In a lengthy and bombastic post on his social network TRUTH Social, Trump said that “a large group of FBI agents” was searching his Florida residence.
The publisher of Florida Politics, a local news website, first reported the searches, saying that agents departed Mar-a-Lago in the evening.
Trump appended a fundraising appeal to his message, saying that Mar-a-Lago was “under siege, raided, and occupied.”
Trump did not release a copy of the search warrant in his statement, or offer any details on the aim of the agents’ search.
The New York Times reported that the searches relate to classified records that Trump took with him to Mar-a-Lago after leaving office.
That, the paper reported, encompassed 15 boxes of records that the National Archives wanted back.
The search also comes as federal prosecutors have been investigating Trump’s inner circle for various attempts to subvert the 2020 election results, including the creation of fake elector slates. Trump referenced that his attorneys had started discussions with the DOJ in recent weeks in his statement.
The former President expressed horror at the search. “They even broke into my safe!” he wrote.
An FBI spokesman declined to comment on the searches to TPM.
Per multiple reports, Trump was not at Mar-a-Lago at the time of the searches.
Trump’s decision to bring boxes of records to Mar-a-Lago after leaving office – and to flush other records down the toilet – was seen as among the most brazen allegations of lawbreaking leveled against him.
Under federal law, records created during a president’s tenure do not belong to the person, but to the government. Destroying federal records and mishandling classified material are criminal offenses.
Trump said in his statement that “nothing like this has ever happened to a President of the United States before.”
It’s accurate, as Trump remains the only President to face the level, detail, and scope of accusations of wrongdoing that have beset him. The searches are a watershed moment for the DOJ, launching an overt investigative act against a former chief executive.
Recent history is enough to show that searches themselves do not preordain any specific outcome in an investigation. Federal prosecutors seized Rudy Giuliani’s electronic devices in 2021 as part of their investigation into his Ukraine dealings, and now appear unlikely to press for charges in that matter.
Stephanie Grisham, a former Trump press secretary, recalled seeing the former President destroy documents.
“I watched him do it,” she said in an interview on CNN as the news broke, adding that Trump would “go through documents, throw some away, rip some up, and put some in his pocket.”
Trump’s allies on the far-right immediately snapped into action, with some – like Rep. Paul Gosar (R-AZ) calling to dismantle the FBI. Others made thinly veiled references to the searches stoking a civil war.
House Minority Leader Rep. Kevin McCarthy (R-CA) signaled his support for Trump by saying the DOJ had “reached an intolerable state of weaponized politicization.”

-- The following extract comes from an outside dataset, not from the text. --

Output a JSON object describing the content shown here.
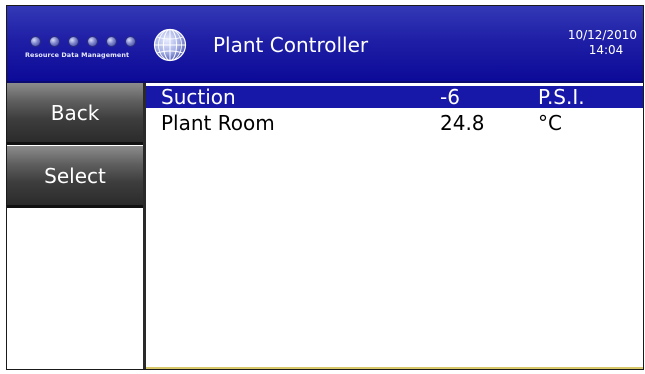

“When Republicans take back the House we will conduct immediate oversight of this department, follow the facts, and leave no stone unturned,” he wrote.
Russ Vought, who directed the Office of Management and Budget under Trump and now runs a MAGA think tank called the Center for Renewing America, tweeted that the searches showed that the FBI was “weaponized against the American people and their self-government.”
Vought’s group seeks to fire thousands of federal employees in a potential future Trump administration, replacing them with loyal cohorts.
“The FBI must be broken into a thousand pieces,” he wrote on Twitter. “Investigated, defunded, abolished, rent asunder. And the GOP must wake up & fight!”
Christina Bobb, a former OAN host and current Trump attorney, told CNN that she was present for the search.
This is a breaking news story and will be updated.